The deal to acquire Cellfire will quickly catapult it to a more prominent position. The deal will greatly expand the amount of content Catalina will offer retailers via untargeted coupons available through a retailer’s mobile app.

It also gives Catalina access to 22,000 retail stores already working with Cellfire for digital couponing solutions.

Retailers’ mobile apps
Catalina believes retailers’ mobile apps will be an increasingly important way for consumers to access digital coupons.

“The biggest access point is inside retailers’ apps and Web sites,” Mr. Morris said. “That is where consumers are dominantly going to find these types of savings, that is where the bulk of the traffic is.

“Our view, is by powering our retailers’ apps and consumers solutions, that retailer brand is what is really going to drive the consumer use and adoption and ultimately build loyalty for that retailer.”

CPG brands
Cellfire also brings with its relationships with many leading CPG brands.
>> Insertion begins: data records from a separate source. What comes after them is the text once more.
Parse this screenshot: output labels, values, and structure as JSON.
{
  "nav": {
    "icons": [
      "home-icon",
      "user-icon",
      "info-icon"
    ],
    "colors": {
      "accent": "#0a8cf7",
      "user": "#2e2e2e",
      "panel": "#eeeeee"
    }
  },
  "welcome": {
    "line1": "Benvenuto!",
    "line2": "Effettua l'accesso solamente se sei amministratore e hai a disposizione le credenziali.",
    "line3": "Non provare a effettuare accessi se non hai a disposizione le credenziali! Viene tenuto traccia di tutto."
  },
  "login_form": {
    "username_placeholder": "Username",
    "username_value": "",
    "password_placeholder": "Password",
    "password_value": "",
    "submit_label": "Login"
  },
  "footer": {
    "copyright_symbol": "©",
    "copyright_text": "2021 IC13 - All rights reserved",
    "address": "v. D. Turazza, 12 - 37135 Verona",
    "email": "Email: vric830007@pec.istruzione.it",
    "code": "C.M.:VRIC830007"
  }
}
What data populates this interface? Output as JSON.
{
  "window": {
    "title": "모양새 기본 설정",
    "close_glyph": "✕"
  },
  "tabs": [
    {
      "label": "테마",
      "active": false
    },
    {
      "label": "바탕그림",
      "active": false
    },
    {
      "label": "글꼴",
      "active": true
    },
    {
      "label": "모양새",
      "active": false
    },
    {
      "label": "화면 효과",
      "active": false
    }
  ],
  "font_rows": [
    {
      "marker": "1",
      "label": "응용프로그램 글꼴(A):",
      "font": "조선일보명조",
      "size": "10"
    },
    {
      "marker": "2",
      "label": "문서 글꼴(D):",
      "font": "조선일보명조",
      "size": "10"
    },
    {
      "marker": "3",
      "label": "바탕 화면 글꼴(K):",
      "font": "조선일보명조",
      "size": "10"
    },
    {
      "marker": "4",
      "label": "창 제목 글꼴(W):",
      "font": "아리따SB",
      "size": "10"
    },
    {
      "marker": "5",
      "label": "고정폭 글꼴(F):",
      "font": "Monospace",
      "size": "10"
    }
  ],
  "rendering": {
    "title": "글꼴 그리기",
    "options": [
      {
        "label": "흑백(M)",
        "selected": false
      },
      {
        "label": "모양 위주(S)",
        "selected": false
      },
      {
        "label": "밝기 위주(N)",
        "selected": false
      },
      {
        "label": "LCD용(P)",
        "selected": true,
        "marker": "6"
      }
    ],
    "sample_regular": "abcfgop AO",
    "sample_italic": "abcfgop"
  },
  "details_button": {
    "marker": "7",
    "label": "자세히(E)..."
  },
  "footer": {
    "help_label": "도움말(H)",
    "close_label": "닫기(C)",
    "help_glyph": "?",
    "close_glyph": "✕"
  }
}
“Cellfire’s two largest partners are Procter & Gamble and General Mills and they program across their whole portfolio of bands,” Mr. Morris said. “I believe the reason why it is so appealing for CPGs, is it reaches the mobile consumers, it is measurable, meaning you know who is getting the discount, as opposed to a printed coupon you can’t track who is using it, and it is pretty clean from a fraud standpoint.”

Consumer experience
For consumers, the experience typically entails going to a retailer’s mobile app, tapping on the offers or coupons button, browsing through the offers and selecting those of interest to load to an offer wallet.

Customers must first have their loyalty card registered with a retailer’s app or have created a mobile ID. If the offers have been loaded onto a loyalty card, the card is swiped at checkout to redeem them. With a mobile ID, shoppers input their mobile phone number at checkout for offers to be automatically redeemed.

Retailers can choose to also enable alerts that remind shoppers when they walk into a store that they have offers available.

Last year, there were  1 billion load-to-card clicks and 1.27 billion print-at-home prints, according to a report from Inmar.

Much of the growth in load-to-card is being driven by mobile, with 77 percent of Cellfire’s loads coming from mobile devices.

In addition to load-to-card and print-at-home digital couponing options, there are also a growing number of mobile couponing apps.

“What is unique about Cellfire is that they have the largest content pool and the largest retailer pool,” Mr. Morris said.

“I think there will continue to be innovation in mobile apps,” he said. “I think the question will be , what gets to critical mass, and so far the only thing that really has is load-to-card offers.

“I love technology out there that has gamification or shopping list capabilities but consumer adoption has just not taken off on those capabilities.”

Final Take
Chantal Tode is senior editor on Mobile Commerce Daily, New York